__WHAT TO DO__. Tally the lines of the data that include the word "value". Only the number is to be returned.

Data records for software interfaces
-.-.-
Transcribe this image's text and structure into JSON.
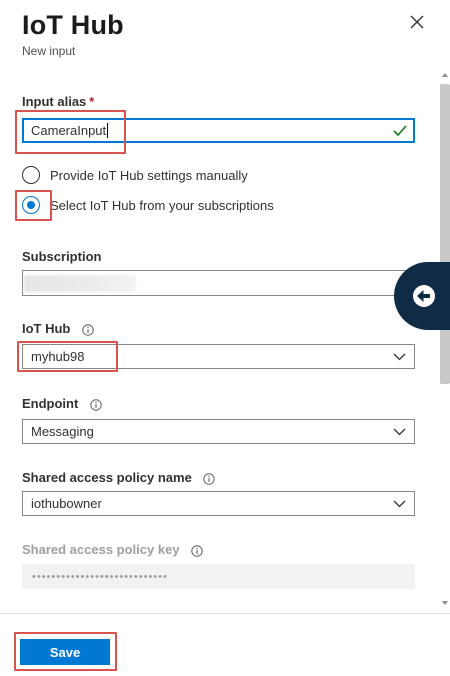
{
  "header": {
    "title": "IoT Hub",
    "subtitle": "New input",
    "close_icon": "close-icon"
  },
  "form": {
    "input_alias": {
      "label": "Input alias",
      "required_mark": "*",
      "value": "CameraInput",
      "valid_icon": "checkmark-icon"
    },
    "source_options": [
      {
        "label": "Provide IoT Hub settings manually",
        "selected": false
      },
      {
        "label": "Select IoT Hub from your subscriptions",
        "selected": true
      }
    ],
    "subscription": {
      "label": "Subscription",
      "value": ""
    },
    "iot_hub": {
      "label": "IoT Hub",
      "value": "myhub98"
    },
    "endpoint": {
      "label": "Endpoint",
      "value": "Messaging"
    },
    "shared_access_policy_name": {
      "label": "Shared access policy name",
      "value": "iothubowner"
    },
    "shared_access_policy_key": {
      "label": "Shared access policy key",
      "value": "••••••••••••••••••••••••••••"
    }
  },
  "footer": {
    "save_label": "Save"
  },
  "colors": {
    "accent": "#0078d4",
    "highlight": "#d9534f",
    "valid": "#107c10",
    "collapse_button": "#0f2b46"
  }
}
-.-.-
__ANSWER AREA__. 6